The Morrow Family Saga, Book Three: Laughing, Chapter Twenty-Four

Natalia and Shasta returned to school with adventures they could tell their friends. Their nights on Broadway, their exploration of both New York City and Washington, DC, and the celebrities they had met.They would both be the envies of their class. For at least half the coming school year, they would be local celebrities.

This played right into Natalia’s hands, since she saw herself as Des Moines’ answer to Marilyn Monroe and Rita Hayworth put together. She would play this celebrity thing until it was of no more use. Maybe then, she would have something else to keep her in the limelight. Still, she loved being one of the hippest kids in school.

Shasta was different. The celebrity status would only be cool for a few days. After that, she hoped it would fade and she could go on living in obscurity. She wasn’t out to be popular.

But, then, she was the sensible one. She wanted an education before she sought anything else. A career was worth having before thinking of a relationship. Someone had to grow up and take the reins of Morrow Mill Works when daddy got too old to run it and Nattie wasn’t going to do it. That left her.

Shasta hoped her sister would stop being so immature someday. It made the family look bad. Her aversion to learning. Her aversion to reading.

All Nattie seemed to want to be was an actress in a movie. Or on TV. Or on stage. She never seemed to want to be a part of the family.

It was sad. She had so many who loved her. Yet she ignored them. Perhaps it was because no one understood her. But she didn’t make it easy to understand her.


Michael sat in his office, reading performance reports. Merv had done well. Even for a two week cycle, production had been at an all time high. He was proud of his second in command. He had done well.

With profits soaring, he could afford to raise wages. Hell. He could also afford to buy new machinery as well. God knew they needed some new machines.

At this rate, He would possibly be able to expand his business. So many Iowa towns could use the help from a company such as his and he had a few in mind. Expansion was a good thing. He looked forward to it.

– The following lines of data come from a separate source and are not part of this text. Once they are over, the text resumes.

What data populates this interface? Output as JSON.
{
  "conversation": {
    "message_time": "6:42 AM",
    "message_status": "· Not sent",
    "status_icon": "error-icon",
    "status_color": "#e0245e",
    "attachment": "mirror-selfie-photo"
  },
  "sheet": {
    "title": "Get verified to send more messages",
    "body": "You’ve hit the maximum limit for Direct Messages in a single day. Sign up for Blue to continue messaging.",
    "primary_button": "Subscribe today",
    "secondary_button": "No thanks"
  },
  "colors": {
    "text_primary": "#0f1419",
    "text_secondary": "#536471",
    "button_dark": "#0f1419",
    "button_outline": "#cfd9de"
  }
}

But, first, he had to call a meeting of the board. He never made a move without everyone being in agreement. It was just good business. It was called being honest.

He smiled. If they agreed, he would have to pick staff from his current workforce to manage them. It was the only way. The right way.

He picked up the phone. “Yes. Miss Hattie? Give me Joshua Pratt in accounting. Yes. Thank you.” He waited for Joshua to pick up. “Josh? It’s Mike. Just letting you know that I am calling a board meeting. Yes. Yes. The memo will go out in about an hour. Yes, you too.” He hung up, then picked the receiver back up. “Miss Hattie? Would you please come into my office? Thank you. Bring your pencil and notepad. Yes. Thank you.” He hung it back up and waited.

Miss Hattie Tennison entered the room. She was all of twenty, a tall blonde who held herself with a regal air. Michael liked that she was no nonsense. She was his secretary, nothing else. And he treated her with respect.

He knew about her fiance. she had told him about her relationship with the young man, Joseph Marple, when she first met the youth and Michael had let her know he was happy for them. He wished them the best.

She sat down in the chair across from him. “You needed me?”

Michael smiled at her. “Yes. I need you to take a memo.”


Valeria set about fixing  the family’s evening meal. She’d visited the butcher shop and had gotten some stew meat just before stopping at the farmer’s market to pick up some fresh vegetables. Soon, the farmer’s market would close for the year and she would have to rely on canned goods from the super market. Until then, she would enjoy her trips to the farmer’s market.

She had bought potatoes, carrots, cabbage, onions, beets, and celery. They would make a great stew. She smiled. Michael loved her stew. So did the girls.

She set about peeling the carrots and potatoes after she started browning the meat. As she peeled, she cut each potato and carrot into a Dutch oven. After the carrots and potatoes, she cut the onions, followed by the cabbage, beets and celery. To these, she added tomato juice and beef broth. She topped it all with a dash of salt and pepper, then added the meat.

Turning down the heat, she went to do laundry. She would return every so often to stir and make sure that it didn’t scorch.  As she passed the time, waiting for the stew to cook completely, she busied herself doing other tasks around the house. Vacuuming. Dishes. Dusting.

The wonderful smell of cooking stew filled the house in time for the girls to return from school. As always, they shared the task of setting the table. Tonight, it would be bowls, not plates. No forks or knives were not needed. But napkins would be.

Valeria had just turned the burner off under the stew when Michael got home. The girls greeted their father as they always had, with a sudden rush into his arms, then leading him to the dinner table. They helped their mother dish up the stew, then enjoyed a family meal. They discussed the day’s events as they ate and joked with each other.

After the meal, the girls went to their rooms to finish their homework. Michael and Valeria went into the family room and watched the evening news as they waited for the girls. When the girls appeared, the shows began. Michael sat back in his recliner. It was nice to share this time as a family.